Our freeholders have shown no inclination to cancel the ICE contract. If they can’t bear to part with that money, then they have a moral obligation to spend it properly, and to keep a closer watch on what goes on at the jail.

Many of us feel powerless to stop the pain our government has chosen to inflict on people fleeing poverty and violence—people who came here, like our parents, grandparents, and great-grandparents, because they hoped for a better life. But here’s something specific you can do: let your freeholder know you’d like the county to cancel its contract with ICE, because we shouldn’t be collaborating with a brutal, wrong-headed policy.

Montclair’s freeholder is Carlos Pomares, 973-621-4467. If enough of us call, they may change their minds.

Let’s do what we can to interrupt this outrage.




If you build it, they will come…

They will come, but where are they going to park? I’m happy that a grocery store will be coming to Lackawanna Plaza, however, the idea of valet parking to go to a grocery store is an added expense and can be avoided by increasing, not decreasing the number of parking spots.

I’m so happy that many more shops and restaurants are opening the MID center. However, I always hear the same complaint about parking.

Generally parking in Montclair is a nightmare now. With all the new development going on in the town and the number of parking lots decreasing, it will be almost impossible to park.

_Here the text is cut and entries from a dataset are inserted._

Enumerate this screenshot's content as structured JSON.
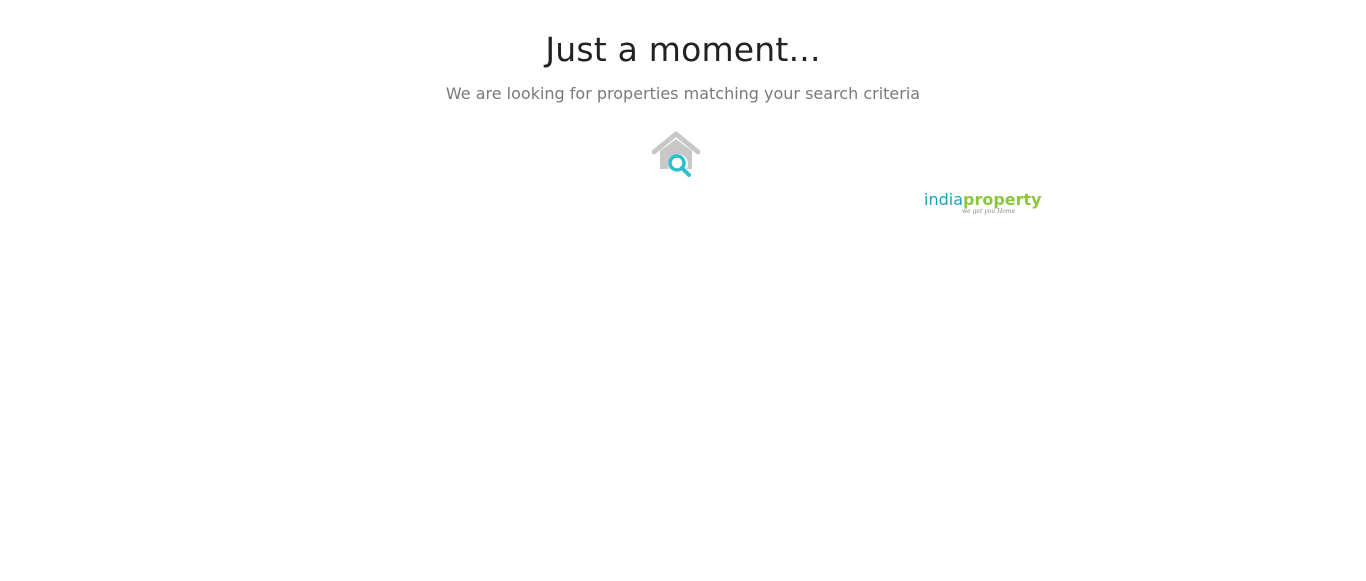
{
  "loading": {
    "title": "Just a moment...",
    "message": "We are looking for properties matching your search criteria",
    "icon": "house-search-icon"
  },
  "brand": {
    "logo_part1": "india",
    "logo_part2": "property",
    "tagline": "we get you Home",
    "primary_color": "#1aa6b7",
    "secondary_color": "#8cc63f"
  },
  "colors": {
    "house_gray": "#c8c8c8",
    "magnifier": "#2bbfcf",
    "title_text": "#222222",
    "subtitle_text": "#7a7a7a"
  }
}
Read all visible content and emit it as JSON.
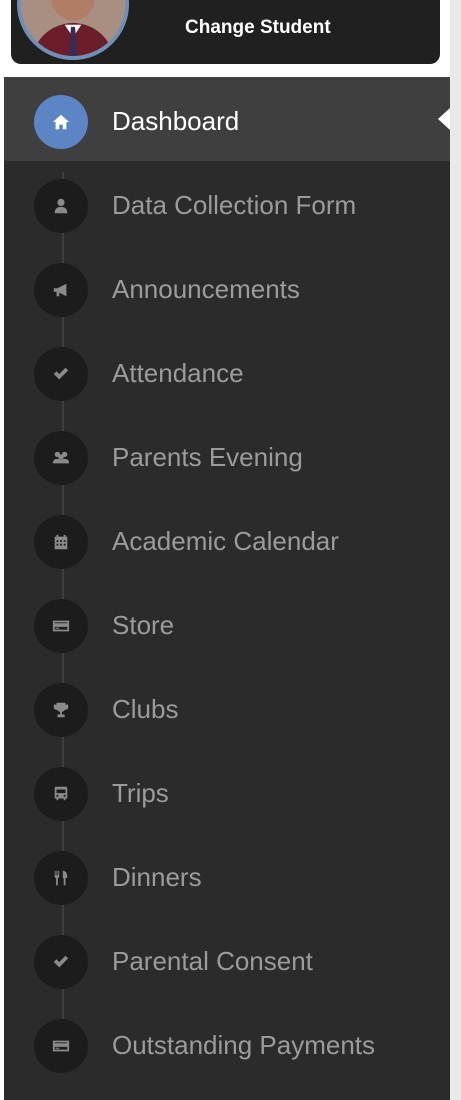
{
  "profile": {
    "change_student_label": "Change Student"
  },
  "sidebar": {
    "items": [
      {
        "label": "Dashboard",
        "icon": "home-icon",
        "active": true
      },
      {
        "label": "Data Collection Form",
        "icon": "user-icon",
        "active": false
      },
      {
        "label": "Announcements",
        "icon": "megaphone-icon",
        "active": false
      },
      {
        "label": "Attendance",
        "icon": "check-icon",
        "active": false
      },
      {
        "label": "Parents Evening",
        "icon": "users-icon",
        "active": false
      },
      {
        "label": "Academic Calendar",
        "icon": "calendar-icon",
        "active": false
      },
      {
        "label": "Store",
        "icon": "credit-card-icon",
        "active": false
      },
      {
        "label": "Clubs",
        "icon": "trophy-icon",
        "active": false
      },
      {
        "label": "Trips",
        "icon": "bus-icon",
        "active": false
      },
      {
        "label": "Dinners",
        "icon": "cutlery-icon",
        "active": false
      },
      {
        "label": "Parental Consent",
        "icon": "check-icon",
        "active": false
      },
      {
        "label": "Outstanding Payments",
        "icon": "credit-card-icon",
        "active": false
      }
    ]
  },
  "colors": {
    "sidebar_bg": "#2b2b2b",
    "active_bg": "#3f3f3f",
    "active_icon_bg": "#5b85c5",
    "inactive_text": "#9b9b9b"
  }
}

That coupled with all the parking restrictions, it is not welcoming to anyone coming into town to partake of the many amenities our town has to offer. It is sad that after experiencing a wonderful day in Montclair, to go back to your car and see a parking ticket. People leave on a very negative note.

Maybe it's time to revisit overnight parking and the two-hour parking restrictions throughout the town. You can’t go to the movies and have lunch or attend a lecture or class at the library in two hours. Why not look at the possibility of raising the time limit to three hours. Allow overnight parking on some of the streets?




Survival guide for drivers

Before you drive, make sure the safety equipment on your car is operating properly. Verify that the brakes are working properly, that you can see out the windows, and that you can see the rearview mirror and the mirrors on both sides of the car. Be sure your turn signals and brake lights are working. Check that the tires are properly inflated and in good condition because the tires are your car’s only contact with the road.

If you need to back out of a parking space, back slowly and cautiously because the view to the rear is not as good as the view forward.

Allow extra time for your trip because hurrying causes accidents. Driving under a light rain or over leaves in the fall is especially hazardous.

Signal all changes in lane or direction of your car in advance. Pay attention to traffic signals and the signals of other drivers. Allow extra space for other drivers; it can make the difference between a collision or not. Yielding the right of way is preferable to being in an accident.

If your vehicle has a break-down, get off the road or as far to the right as you can and put on the emergency flashers. If you must step out of the car on the side of the traffic, watch carefully for traffic before you open the driver’s door; the left side and rear mirrors can be very useful.

If you see the amber lights flashing at a marked crosswalk, slow down and be prepared to stop. If you see a car stopped by a pedestrian crosswalk, assume it is waiting for a pedestrian; do not pass it.

By doing these things, you may avoid injury to yourself, your car, or another person – or all of these.

This advice is offered by someone who has been driving 65 years and whose first word was car.